Earlier this year, the California Supreme Court reversed the death sentence Scott Peterson received after being convicted for the 2002 murder of his wife and unborn child. In more recent news, the state’s high court ordered a trial judge to review the merits of one of Peterson’s post-conviction claims.
Specifically, the high court was concerned about Peterson’s claim that one of the jurors on his case failed to disclose that she had once feared for her unborn child when her boyfriend’s ex-girlfriend harassed her. Evidently, the juror had to take out a restraining order against the woman, who was charged based on the juror’s allegations and ultimately spent a week in jail.
The juror’s failure to disclose this pertinent information, Peterson argued, consisted of “prejudicial misconduct.” In Peterson’s court filings, he notes that the juror seemed as though she “wanted” to be on the jury so that she could convict Peterson for his alleged crimes. Peterson notes that the juror’s employer did not offer to pay her for the time she would be on the jury, and that she agreed to sit on the jury even though it would take several months.
Under the Sixth Amendment to the United States Constitution, criminal defendants are entitled to an “impartial” jury. Over the years, courts have had many occasions to interpret what impartiality is in the context of a criminal jury.
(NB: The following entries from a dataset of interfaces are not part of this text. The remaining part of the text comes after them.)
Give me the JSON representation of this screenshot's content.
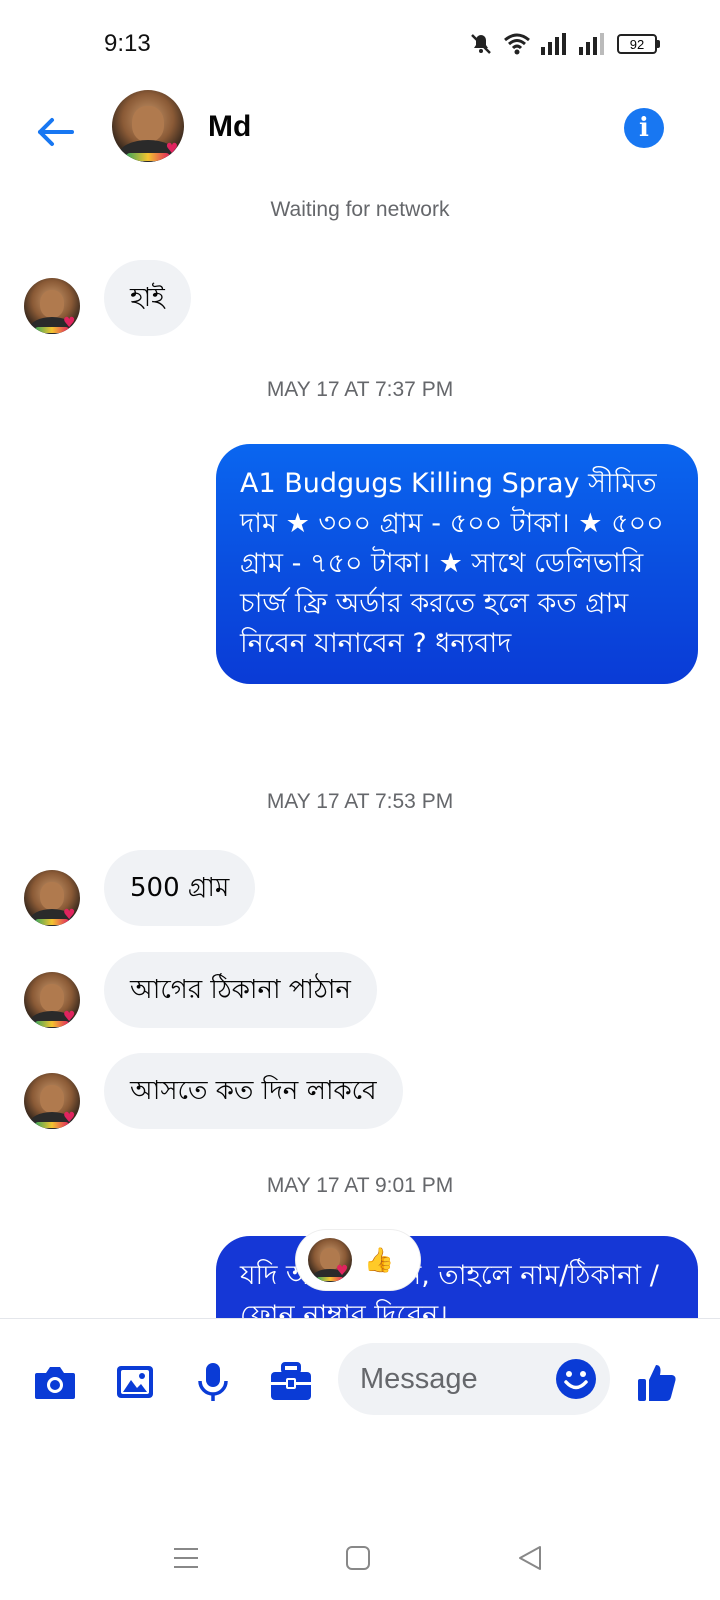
{
  "status_bar": {
    "time": "9:13",
    "battery": "92",
    "icons": [
      "mute-icon",
      "wifi-icon",
      "signal-icon",
      "signal-icon",
      "battery-icon"
    ]
  },
  "header": {
    "contact_name": "Md",
    "back_icon": "arrow-left-icon",
    "info_icon": "info-icon",
    "info_glyph": "i"
  },
  "network_status": "Waiting for network",
  "messages": [
    {
      "type": "incoming",
      "text": "হাই"
    },
    {
      "type": "timestamp",
      "text": "MAY 17 AT 7:37 PM"
    },
    {
      "type": "outgoing",
      "text": "A1 Budgugs Killing Spray সীমিত দাম ★ ৩০০ গ্রাম - ৫০০ টাকা। ★ ৫০০ গ্রাম - ৭৫০ টাকা। ★ সাথে ডেলিভারি চার্জ ফ্রি অর্ডার করতে হলে কত গ্রাম নিবেন যানাবেন ? ধন্যবাদ"
    },
    {
      "type": "timestamp",
      "text": "MAY 17 AT 7:53 PM"
    },
    {
      "type": "incoming",
      "text": "500 গ্রাম"
    },
    {
      "type": "incoming",
      "text": "আগের ঠিকানা  পাঠান"
    },
    {
      "type": "incoming",
      "text": "আসতে কত দিন লাকবে"
    },
    {
      "type": "timestamp",
      "text": "MAY 17 AT 9:01 PM"
    },
    {
      "type": "outgoing",
      "text": "যদি অর্ডার করেন, তাহলে নাম/ঠিকানা / ফোন নাম্বার দিবেন।"
    }
  ],
  "reaction": {
    "emoji": "👍",
    "icon": "thumbs-up-reaction-icon"
  },
  "composer": {
    "placeholder": "Message",
    "icons": [
      "camera-icon",
      "gallery-icon",
      "microphone-icon",
      "briefcase-icon",
      "emoji-icon",
      "like-icon"
    ]
  },
  "nav_bar": {
    "icons": [
      "menu-icon",
      "home-icon",
      "back-icon"
    ]
  },
  "colors": {
    "accent": "#1877f2",
    "outgoing_bubble": "#0a4fe0",
    "incoming_bubble": "#f0f2f5",
    "composer_icon": "#0a3bd6",
    "meta_text": "#65676b"
  }
}
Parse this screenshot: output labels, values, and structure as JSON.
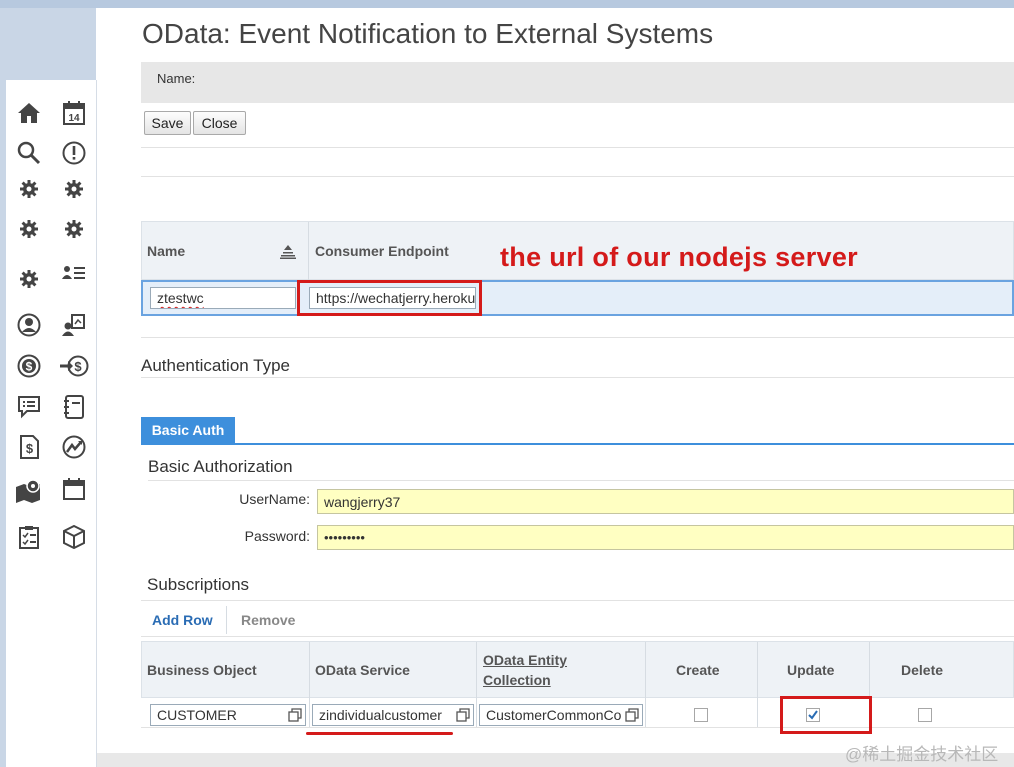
{
  "window": {
    "title": "OData: Event Notification to External Systems"
  },
  "header": {
    "name_label": "Name:"
  },
  "toolbar": {
    "save_label": "Save",
    "close_label": "Close"
  },
  "consumer_table": {
    "columns": [
      "Name",
      "Consumer Endpoint"
    ],
    "row": {
      "name": "ztestwc",
      "endpoint": "https://wechatjerry.heroku"
    }
  },
  "annotation": {
    "text": "the url of our nodejs server"
  },
  "auth": {
    "section_title": "Authentication Type",
    "tab_label": "Basic Auth",
    "subsection_title": "Basic Authorization",
    "username_label": "UserName:",
    "username_value": "wangjerry37",
    "password_label": "Password:",
    "password_value": "•••••••••"
  },
  "subscriptions": {
    "title": "Subscriptions",
    "add_row_label": "Add Row",
    "remove_label": "Remove",
    "columns": [
      "Business Object",
      "OData Service",
      "OData Entity",
      "Collection",
      "Create",
      "Update",
      "Delete"
    ],
    "row": {
      "business_object": "CUSTOMER",
      "odata_service": "zindividualcustomer",
      "entity_collection": "CustomerCommonCo",
      "create": false,
      "update": true,
      "delete": false
    }
  },
  "watermark": {
    "text": "@稀土掘金技术社区"
  },
  "sidebar": {
    "icons": [
      "home-icon",
      "calendar-icon",
      "search-icon",
      "alert-icon",
      "gear-icon",
      "gear-icon",
      "gear-icon",
      "gear-icon",
      "gear-icon",
      "user-list-icon",
      "person-circle-icon",
      "user-board-icon",
      "dollar-circle-icon",
      "transfer-dollar-icon",
      "chat-list-icon",
      "notebook-icon",
      "invoice-dollar-icon",
      "chart-circle-icon",
      "map-location-icon",
      "calendar-blank-icon",
      "clipboard-checklist-icon",
      "package-box-icon"
    ]
  },
  "colors": {
    "accent": "#3d8fdc",
    "highlight": "#d41a1a",
    "field_yellow": "#ffffc2",
    "row_selected": "#e4eef9"
  }
}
One of the criteria courts use when assessing whether a juror is qualified is whether they can be fair given their own belief and experiences. For example, this is why judges ask jurors if they have been the victim of a crime in the past.
In this case, the juror hid the fact that she was the victim of a crime. This is information that the defense would have wanted to know, given that the nature of the charges Peterson faced was similar to the fears that motivated the juror to seek a restraining order. Peterson argued that the fact that the juror hid her past victimization was a conscious decision to, essentially, poison the jury. Indeed, Peterson also notes that the juror was one of just two hold-out jurors who were strongly in favor of finding him guilty of first-degree murder for the killing of his unborn child. Peterson was ultimately found guilty of second-degree murder on that charge.
The high court’s ruling is not necessarily an indication that Peterson’s request for a new trial will be granted, only that the lower court must hear the merits of his argument.